This weekend, President Obama unveiled a series of tax reforms that seek to reduce the burden our current tax code places on middle-class workers and their families. The plan would eliminate certain tax loopholes that are available only to wealthy individuals and large corporations while expanding and improving benefits for lower- to middle-income workers.
Last year, the President proposed expanding the Earned Income Tax Credit (EITC) for noncustodial parents and workers without children, an idea endorsed by House Ways and Means Committee Chairman Paul Ryan and other members of Congress from both sides of the aisle. The President’s latest tax plan incorporates his EITC proposal, doubling the credit for workers without children and lowering the age requirement to 21. The White House estimates that this expansion would reduce poverty and hardship for 13.2 million low-income workers while promoting employment.
The President’s plan also includes making permanent certain improvements to the EITC and Child Tax Credit scheduled to expire in 2017. The Center on Budget and Policy Priorities estimates that more than 16 million people – including nearly 8 million children – would be pushed further into poverty if these key improvements are allowed to expire.
Also under the plan, the maximum Child and Dependent Care Tax Credit (CDCTC) for middle-class families with young children would triple, increasing to $3,000 per child. The full credit – for young children, older children and elderly or disabled adults – would be made available to most middle-class families, most of whom do not currently qualify.
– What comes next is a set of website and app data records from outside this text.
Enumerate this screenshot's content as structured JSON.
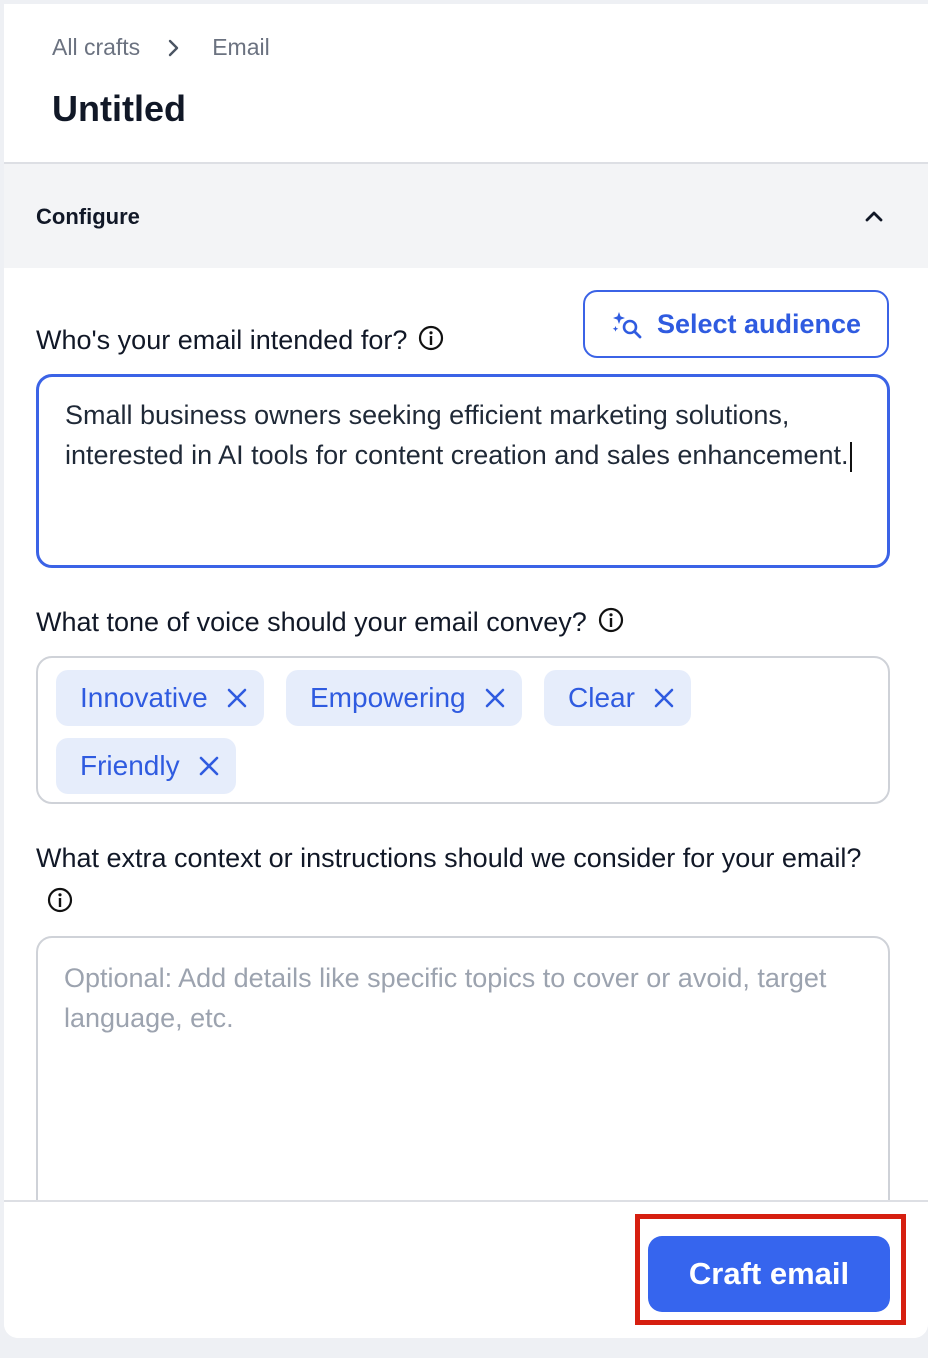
{
  "breadcrumb": {
    "root": "All crafts",
    "current": "Email"
  },
  "page_title": "Untitled",
  "configure": {
    "title": "Configure"
  },
  "audience": {
    "label": "Who's your email intended for?",
    "select_button": "Select audience",
    "value": "Small business owners seeking efficient marketing solutions, interested in AI tools for content creation and sales enhancement."
  },
  "tone": {
    "label": "What tone of voice should your email convey?",
    "chips": [
      "Innovative",
      "Empowering",
      "Clear",
      "Friendly"
    ]
  },
  "context": {
    "label": "What extra context or instructions should we consider for your email?",
    "placeholder": "Optional: Add details like specific topics to cover or avoid, target language, etc."
  },
  "footer": {
    "craft_button": "Craft email"
  },
  "colors": {
    "accent": "#3665ee",
    "chip_bg": "#e6edfb",
    "highlight": "#d61f10"
  }
}
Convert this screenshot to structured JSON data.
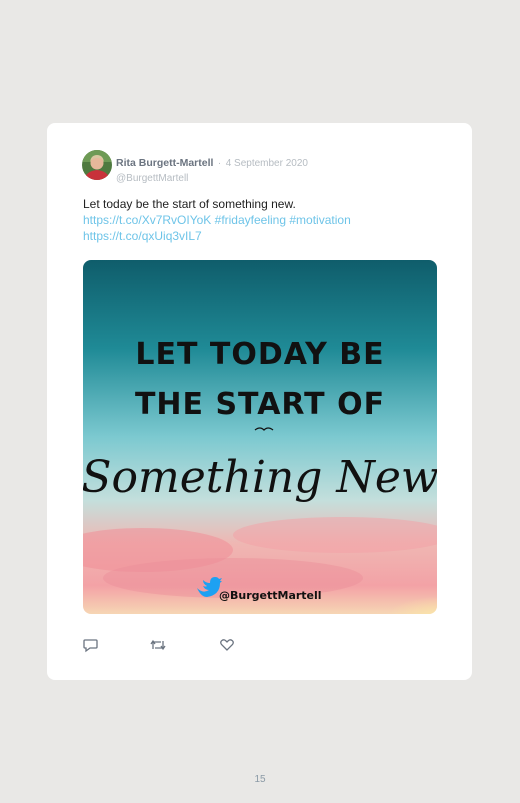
{
  "tweet": {
    "author": {
      "display_name": "Rita Burgett-Martell",
      "handle": "@BurgettMartell",
      "avatar_icon": "avatar-photo"
    },
    "separator": "·",
    "date": "4 September 2020",
    "text": "Let today be the start of something new.",
    "links": {
      "url1": "https://t.co/Xv7RvOIYoK",
      "hashtag1": "#fridayfeeling",
      "hashtag2": "#motivation",
      "url2": "https://t.co/qxUiq3vIL7"
    },
    "media": {
      "line1": "LET TODAY BE",
      "line2": "THE START OF",
      "script_text": "Something New",
      "watermark": "@BurgettMartell",
      "watermark_icon": "twitter-bird-icon"
    },
    "actions": [
      {
        "icon": "reply-icon"
      },
      {
        "icon": "retweet-icon"
      },
      {
        "icon": "like-icon"
      }
    ]
  },
  "page": {
    "number": "15"
  },
  "colors": {
    "background": "#e9e8e6",
    "card": "#ffffff",
    "link": "#6ec4e8",
    "name": "#6b7480",
    "muted": "#b6bcc2"
  }
}
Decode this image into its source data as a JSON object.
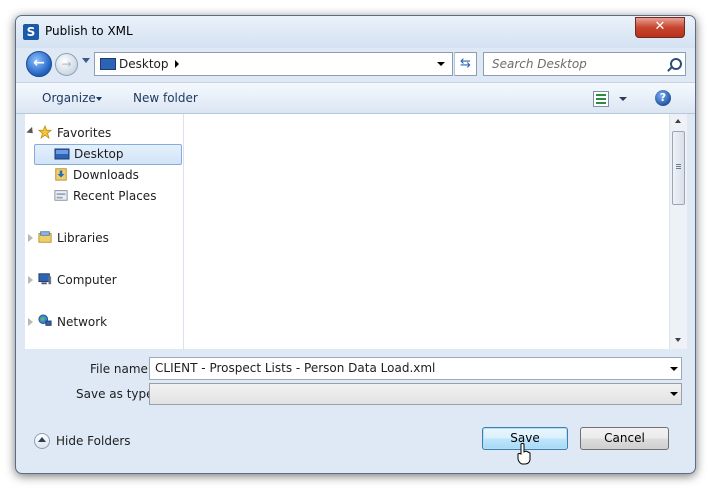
{
  "window": {
    "title": "Publish to XML",
    "close_glyph": "✕",
    "app_icon_letter": "S"
  },
  "address": {
    "location": "Desktop",
    "search_placeholder": "Search Desktop"
  },
  "toolbar": {
    "organize": "Organize",
    "new_folder": "New folder",
    "help": "?"
  },
  "nav": {
    "favorites": "Favorites",
    "desktop": "Desktop",
    "downloads": "Downloads",
    "recent_places": "Recent Places",
    "libraries": "Libraries",
    "computer": "Computer",
    "network": "Network"
  },
  "form": {
    "file_name_label": "File name:",
    "file_name_value": "CLIENT - Prospect Lists - Person Data Load.xml",
    "save_as_type_label": "Save as type:",
    "save_as_type_value": ""
  },
  "footer": {
    "hide_folders": "Hide Folders",
    "save": "Save",
    "cancel": "Cancel"
  },
  "colors": {
    "accent": "#1e5fc0",
    "close": "#c7452f",
    "selection": "#84acdd"
  }
}
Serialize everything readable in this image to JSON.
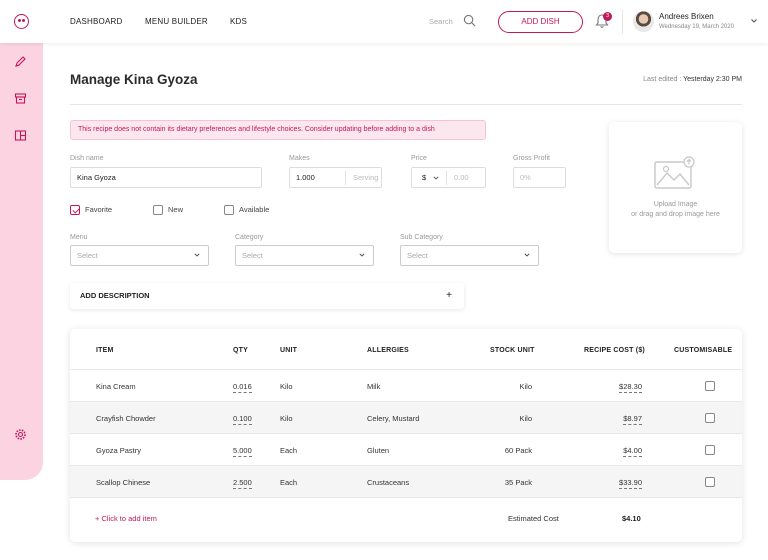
{
  "header": {
    "nav": [
      "DASHBOARD",
      "MENU BUILDER",
      "KDS"
    ],
    "search_label": "Search",
    "add_dish_label": "ADD DISH",
    "notification_count": "3",
    "user_name": "Andrees Brixen",
    "user_date": "Wednesday 19, March 2020"
  },
  "page": {
    "title": "Manage Kina Gyoza",
    "last_edited_label": "Last edited :",
    "last_edited_value": "Yesterday 2:30 PM",
    "alert": "This recipe does not contain its dietary preferences and lifestyle choices. Consider updating before adding to a dish"
  },
  "form": {
    "dish_name_label": "Dish name",
    "dish_name_value": "Kina Gyoza",
    "makes_label": "Makes",
    "makes_value": "1.000",
    "makes_unit": "Serving",
    "price_label": "Price",
    "price_currency": "$",
    "price_placeholder": "0.00",
    "gross_profit_label": "Gross Profit",
    "gross_profit_placeholder": "0%",
    "checkboxes": [
      {
        "label": "Favorite",
        "checked": true
      },
      {
        "label": "New",
        "checked": false
      },
      {
        "label": "Available",
        "checked": false
      }
    ],
    "menu_label": "Menu",
    "menu_value": "Select",
    "category_label": "Category",
    "category_value": "Select",
    "subcategory_label": "Sub Category",
    "subcategory_value": "Select",
    "add_description_label": "ADD DESCRIPTION",
    "add_description_plus": "+"
  },
  "upload": {
    "line1": "Upload Image",
    "line2": "or drag and drop image here"
  },
  "table": {
    "headers": [
      "ITEM",
      "QTY",
      "UNIT",
      "ALLERGIES",
      "STOCK UNIT",
      "RECIPE COST ($)",
      "CUSTOMISABLE"
    ],
    "rows": [
      {
        "item": "Kina Cream",
        "qty": "0.016",
        "unit": "Kilo",
        "allergies": "Milk",
        "stock_unit": "Kilo",
        "cost": "$28.30"
      },
      {
        "item": "Crayfish Chowder",
        "qty": "0.100",
        "unit": "Kilo",
        "allergies": "Celery, Mustard",
        "stock_unit": "Kilo",
        "cost": "$8.97"
      },
      {
        "item": "Gyoza Pastry",
        "qty": "5.000",
        "unit": "Each",
        "allergies": "Gluten",
        "stock_unit": "60 Pack",
        "cost": "$4.00"
      },
      {
        "item": "Scallop Chinese",
        "qty": "2.500",
        "unit": "Each",
        "allergies": "Crustaceans",
        "stock_unit": "35 Pack",
        "cost": "$33.90"
      }
    ],
    "add_item_label": "+  Click to add item",
    "estimated_cost_label": "Estimated Cost",
    "estimated_cost_value": "$4.10"
  },
  "colors": {
    "accent": "#c2185b",
    "sidebar": "#fbd3e1"
  }
}
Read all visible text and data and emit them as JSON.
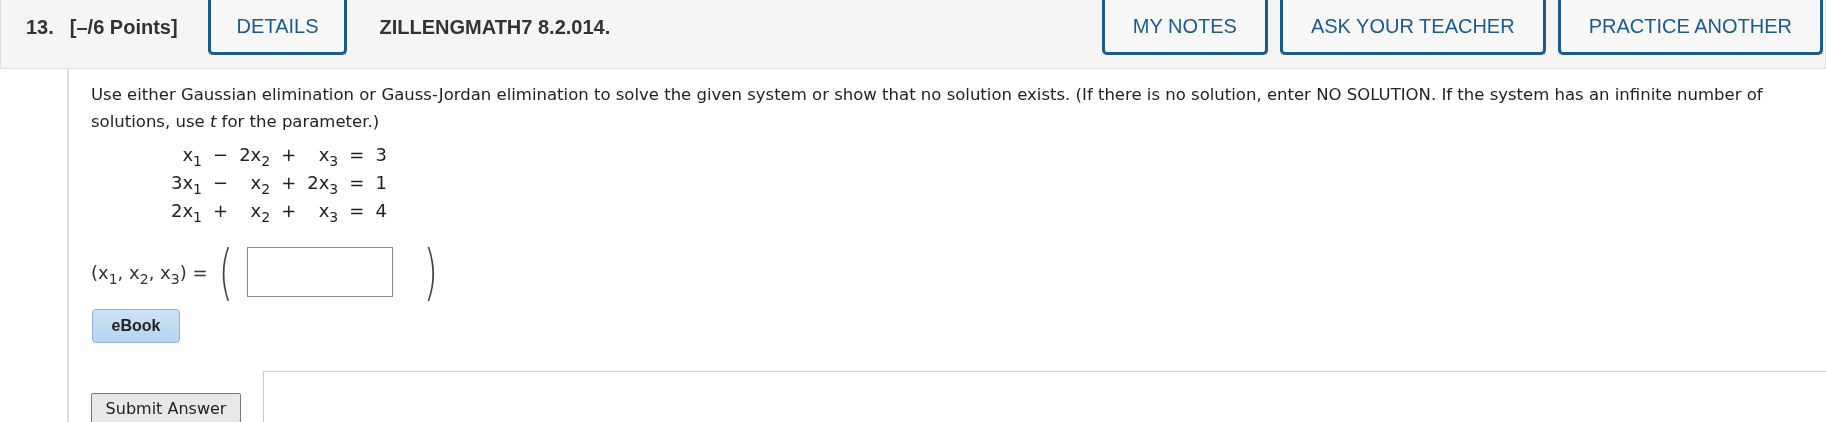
{
  "header": {
    "number": "13.",
    "points": "[–/6 Points]",
    "details_button": "DETAILS",
    "problem_code": "ZILLENGMATH7 8.2.014.",
    "buttons": [
      "MY NOTES",
      "ASK YOUR TEACHER",
      "PRACTICE ANOTHER"
    ]
  },
  "question": {
    "instructions": "Use either Gaussian elimination or Gauss-Jordan elimination to solve the given system or show that no solution exists. (If there is no solution, enter NO SOLUTION. If the system has an infinite number of solutions, use *t* for the parameter.)",
    "equations": [
      [
        "x$_{1}$",
        "−",
        "2x$_{2}$",
        "+",
        "x$_{3}$",
        "=",
        "3"
      ],
      [
        "3x$_{1}$",
        "−",
        "x$_{2}$",
        "+",
        "2x$_{3}$",
        "=",
        "1"
      ],
      [
        "2x$_{1}$",
        "+",
        "x$_{2}$",
        "+",
        "x$_{3}$",
        "=",
        "4"
      ]
    ],
    "answer_label": "(x$_{1}$, x$_{2}$, x$_{3}$) =",
    "open_paren": "(",
    "close_paren": ")"
  },
  "ebook_button": "eBook",
  "submit_button": "Submit Answer"
}
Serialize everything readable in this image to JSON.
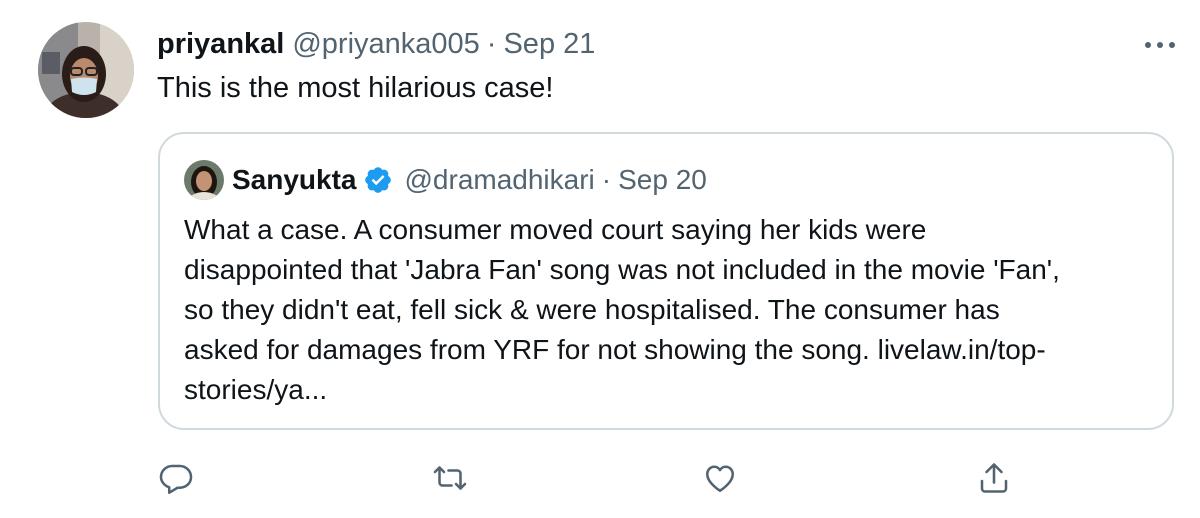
{
  "tweet": {
    "display_name": "priyankal",
    "handle": "@priyanka005",
    "separator": "·",
    "timestamp": "Sep 21",
    "text": "This is the most hilarious case!",
    "more_icon": "more-horizontal-icon"
  },
  "quoted_tweet": {
    "display_name": "Sanyukta",
    "verified": true,
    "verified_icon": "verified-badge-icon",
    "handle": "@dramadhikari",
    "separator": "·",
    "timestamp": "Sep 20",
    "text_lines": [
      "What a case. A consumer moved court saying her kids were",
      "disappointed that 'Jabra Fan' song was not included in the movie 'Fan',",
      "so they didn't eat, fell sick & were hospitalised. The consumer has",
      "asked for damages from YRF for not showing the song.  livelaw.in/top-",
      "stories/ya..."
    ]
  },
  "actions": [
    {
      "name": "reply",
      "icon": "reply-icon"
    },
    {
      "name": "retweet",
      "icon": "retweet-icon"
    },
    {
      "name": "like",
      "icon": "heart-icon"
    },
    {
      "name": "share",
      "icon": "share-icon"
    }
  ],
  "colors": {
    "text_primary": "#0f1419",
    "text_secondary": "#536471",
    "border": "#cfd9de",
    "verified_blue": "#1d9bf0"
  }
}
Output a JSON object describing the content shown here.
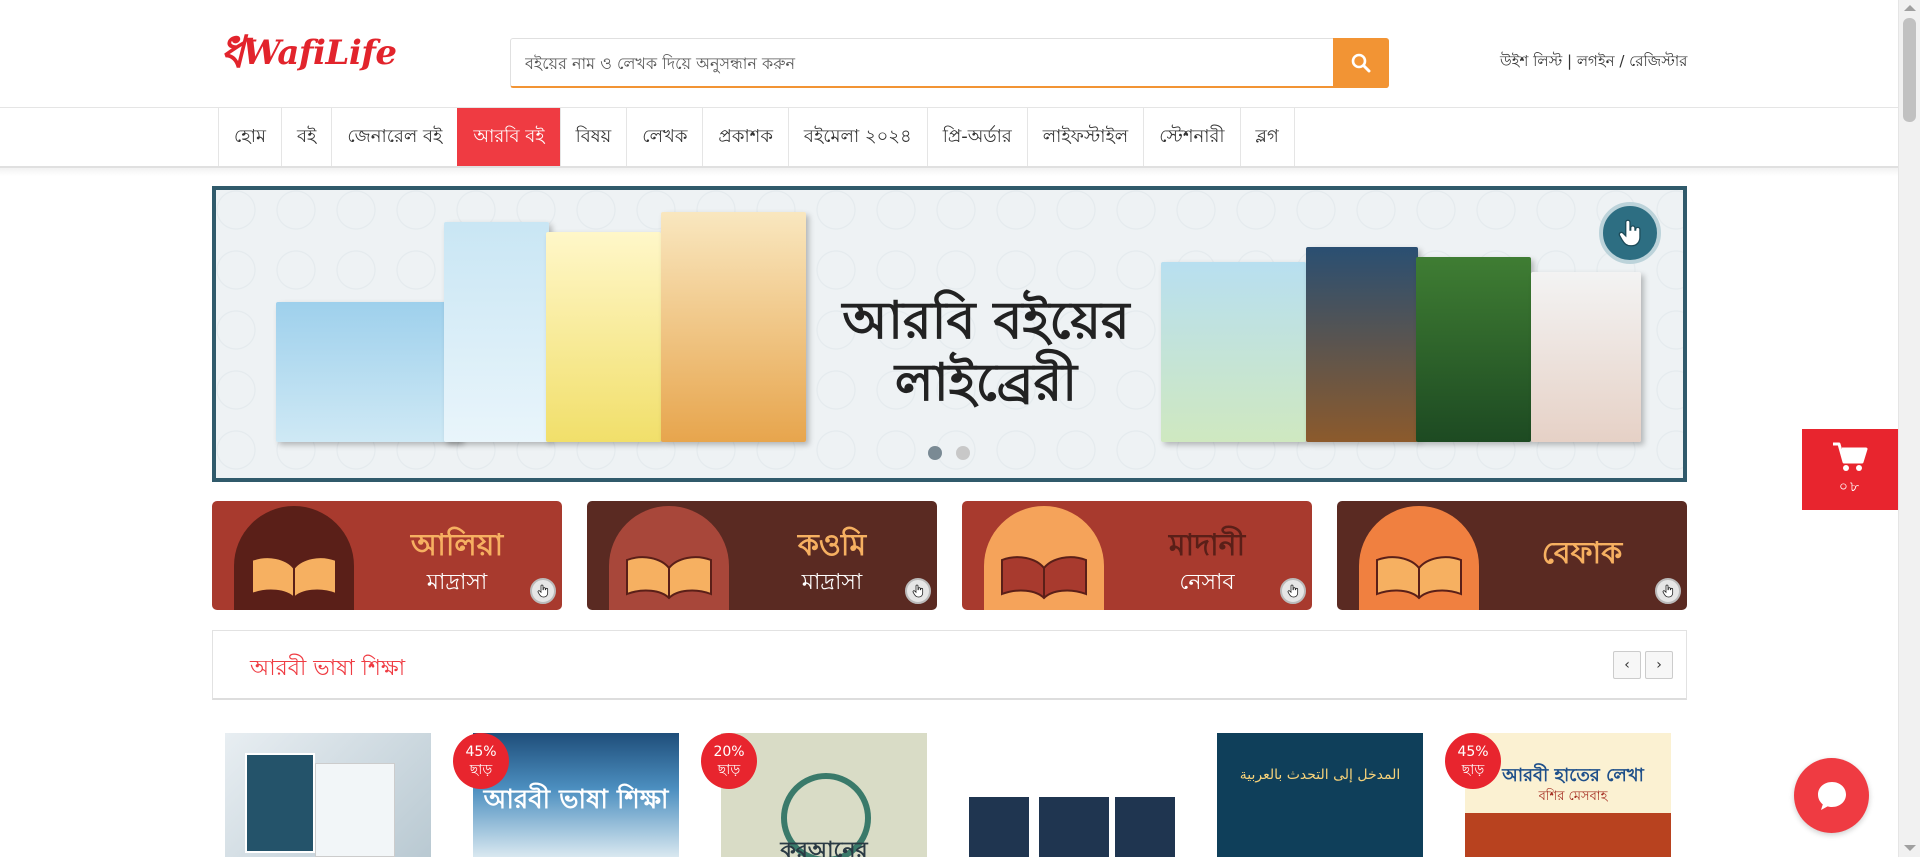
{
  "brand": {
    "logo_text": "WafiLife",
    "logo_mark": "ধ"
  },
  "search": {
    "placeholder": "বইয়ের নাম ও লেখক দিয়ে অনুসন্ধান করুন",
    "value": ""
  },
  "account": {
    "wishlist": "উইশ লিস্ট",
    "sep1": " | ",
    "login": "লগইন",
    "sep2": " / ",
    "register": "রেজিস্টার"
  },
  "nav": {
    "items": [
      {
        "label": "হোম"
      },
      {
        "label": "বই"
      },
      {
        "label": "জেনারেল বই"
      },
      {
        "label": "আরবি বই",
        "active": true
      },
      {
        "label": "বিষয়"
      },
      {
        "label": "লেখক"
      },
      {
        "label": "প্রকাশক"
      },
      {
        "label": "বইমেলা ২০২৪"
      },
      {
        "label": "প্রি-অর্ডার"
      },
      {
        "label": "লাইফস্টাইল"
      },
      {
        "label": "স্টেশনারী"
      },
      {
        "label": "ব্লগ"
      }
    ]
  },
  "banner": {
    "title_line1": "আরবি বইয়ের",
    "title_line2": "লাইব্রেরী",
    "slide_count": 2,
    "active_slide": 1
  },
  "cart": {
    "count": "০৮"
  },
  "categories": [
    {
      "title": "আলিয়া",
      "subtitle": "মাদ্রাসা",
      "bg": "#a83a2e",
      "title_color": "#f6b061"
    },
    {
      "title": "কওমি",
      "subtitle": "মাদ্রাসা",
      "bg": "#5a2a22",
      "title_color": "#f6b061"
    },
    {
      "title": "মাদানী",
      "subtitle": "নেসাব",
      "bg": "#a83a2e",
      "title_color": "#5a1f18"
    },
    {
      "title": "বেফাক",
      "subtitle": "",
      "bg": "#5a2a22",
      "title_color": "#f6b061"
    }
  ],
  "section": {
    "title": "আরবী ভাষা শিক্ষা",
    "prev": "‹",
    "next": "›"
  },
  "products": [
    {
      "badge": ""
    },
    {
      "badge_pct": "45%",
      "badge_text": "ছাড়",
      "cover_text": "আরবী ভাষা শিক্ষা"
    },
    {
      "badge_pct": "20%",
      "badge_text": "ছাড়",
      "cover_text": "কুরআনের"
    },
    {
      "badge": ""
    },
    {
      "cover_text": "المدخل إلى التحدث بالعربية"
    },
    {
      "badge_pct": "45%",
      "badge_text": "ছাড়",
      "cover_text": "আরবী হাতের লেখা",
      "cover_sub": "বশির মেসবাহ"
    }
  ],
  "colors": {
    "accent": "#ef3b42",
    "search_button": "#f29434",
    "banner_border": "#305a6b"
  }
}
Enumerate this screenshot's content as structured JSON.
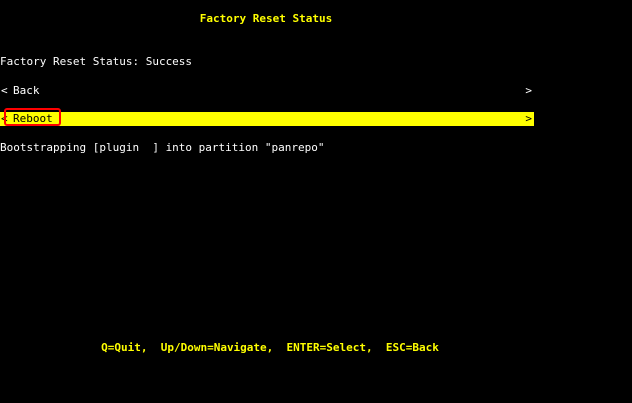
{
  "screen": {
    "title": "Factory Reset Status",
    "status_line": "Factory Reset Status: Success",
    "log_line": "Bootstrapping [plugin  ] into partition \"panrepo\"",
    "footer_help": "Q=Quit,  Up/Down=Navigate,  ENTER=Select,  ESC=Back"
  },
  "menu": {
    "left_arrow": "<",
    "right_arrow": ">",
    "items": [
      {
        "label": "Back",
        "selected": false
      },
      {
        "label": "Reboot",
        "selected": true
      }
    ]
  },
  "colors": {
    "background": "#000000",
    "text": "#ffffff",
    "accent": "#ffff00",
    "selection_text": "#000000",
    "highlight_box": "#ff0000"
  }
}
According to the White House, these child care tax proposals as a whole would benefit 5.1 million families, helping them cover child care costs for 6.7 million children – including 3.5 million children under 5.
For full details on the President’s latest tax plan, click here.